  9. Check your “To” and “Subject” fields and understand the Cc and Bcc electronic email options.
  10. Keep it brief. Chunk content into short, topic-specific paragraphs. Send longer content as attached memos, letters, or reports.

Acing The Reading Section of the ACT Test

Many of my students ask me if they can skip reading the content in the ACT reading tests. These students have already completed 4-6 reading passages using the Short Summary Exercise strategy I taught them, but they’re still struggling to finish the reading passages within the 35-minute time limit. They’re ready to try anything.

It sounds counterintuitive, right? How can students answer questions about content they haven’t read? But I always focus on helping students find the strategies that work for them, so I had  students try a variation of the questions-first approach, and guess what:

The Questions-First Approach can work!

When  completing the ACT Social Science and Natural Science passages, some students did impprove their time and accuracy using the questions-first approach.

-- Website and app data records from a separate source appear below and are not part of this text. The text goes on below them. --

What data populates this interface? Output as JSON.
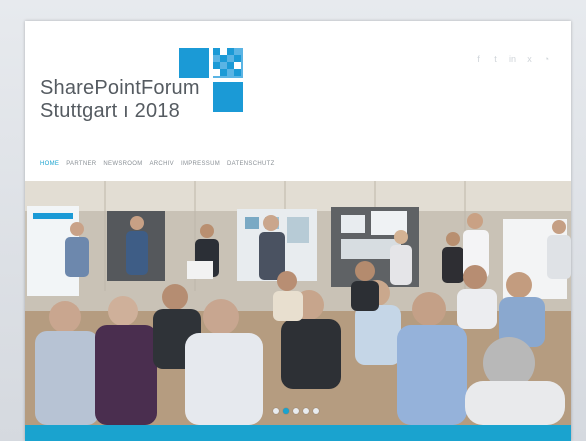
{
  "site": {
    "logo_line1": "SharePointForum",
    "logo_line2": "Stuttgart ı 2018"
  },
  "nav": {
    "items": [
      {
        "label": "Home",
        "active": true
      },
      {
        "label": "Partner",
        "active": false
      },
      {
        "label": "Newsroom",
        "active": false
      },
      {
        "label": "Archiv",
        "active": false
      },
      {
        "label": "Impressum",
        "active": false
      },
      {
        "label": "Datenschutz",
        "active": false
      }
    ]
  },
  "social_icons": [
    "facebook-icon",
    "twitter-icon",
    "linkedin-icon",
    "xing-icon",
    "rss-icon"
  ],
  "slider": {
    "slide_count": 5,
    "active_index": 1
  },
  "colors": {
    "accent": "#1aa3cf",
    "logo_blue": "#1b9ad6",
    "text": "#555b61"
  }
}
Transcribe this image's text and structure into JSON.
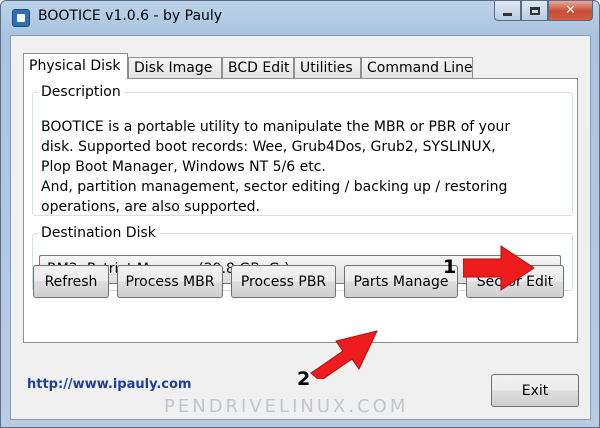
{
  "window": {
    "title": "BOOTICE v1.0.6 - by Pauly",
    "controls": [
      "minimize",
      "maximize",
      "close"
    ]
  },
  "tabs": [
    {
      "label": "Physical Disk",
      "active": true
    },
    {
      "label": "Disk Image",
      "active": false
    },
    {
      "label": "BCD Edit",
      "active": false
    },
    {
      "label": "Utilities",
      "active": false
    },
    {
      "label": "Command Line",
      "active": false
    }
  ],
  "description": {
    "legend": "Description",
    "line1": "BOOTICE is a portable utility to manipulate the MBR or PBR of your",
    "line2": "disk. Supported boot records: Wee, Grub4Dos, Grub2, SYSLINUX,",
    "line3": "Plop Boot Manager, Windows NT 5/6 etc.",
    "line4": "And, partition management, sector editing / backing up / restoring",
    "line5": "operations, are also supported."
  },
  "destination": {
    "legend": "Destination Disk",
    "selected": "RM2:  Patriot Memory (29.8 GB, G:)"
  },
  "buttons": {
    "refresh": "Refresh",
    "process_mbr": "Process MBR",
    "process_pbr": "Process PBR",
    "parts_manage": "Parts Manage",
    "sector_edit": "Sector Edit",
    "exit": "Exit"
  },
  "link": "http://www.ipauly.com",
  "annotations": {
    "marker1": "1",
    "marker2": "2",
    "arrow_color": "#ee1c1c"
  },
  "watermark": "PENDRIVELINUX.COM",
  "icons": {
    "app": "bootice-app-icon",
    "dropdown": "chevron-down-icon"
  }
}
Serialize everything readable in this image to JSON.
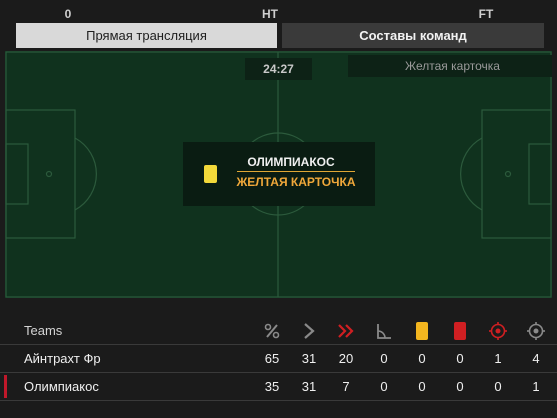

Here’s the step-by-step map for the strategy that worked for some students who were taking the Social Science and Natural Science passages of ACT Sample Reading Tests:

  • Quickly skim the preface (the short introduction that precedes each passage) and introductory paragraph for some quick clues about content.
  • Now scan the questions, looking for the querries that refer to specific paragraphs. Try to answer these questions by reading the referenced paragraph.
  • Next, go to the questions that refer to specific line numbers and attempt to answer these questions.
  • Address any remaining questions in sequence, skimming the unread content as needed to address each.

Try this approach on 2-4 Social Science and Natural Science reading passages (this strategy hasn’t been as effective on the Prose and Humanities passages). Be sure to time yourself for each passage (you have about 8 minutes and 45 seconds for each passage, 35 minutes total) so that you can compare your speed and accuracy with results from passages that you processed before applying this approach.  If your speed and accuracy have improved, then consider using this strategy on the Social Science and Natural Science passaages as you take the official test. Good Luck!

Let me know how this approach works for you, and contact me at jhampel@justwritecopy.com if you have any questions.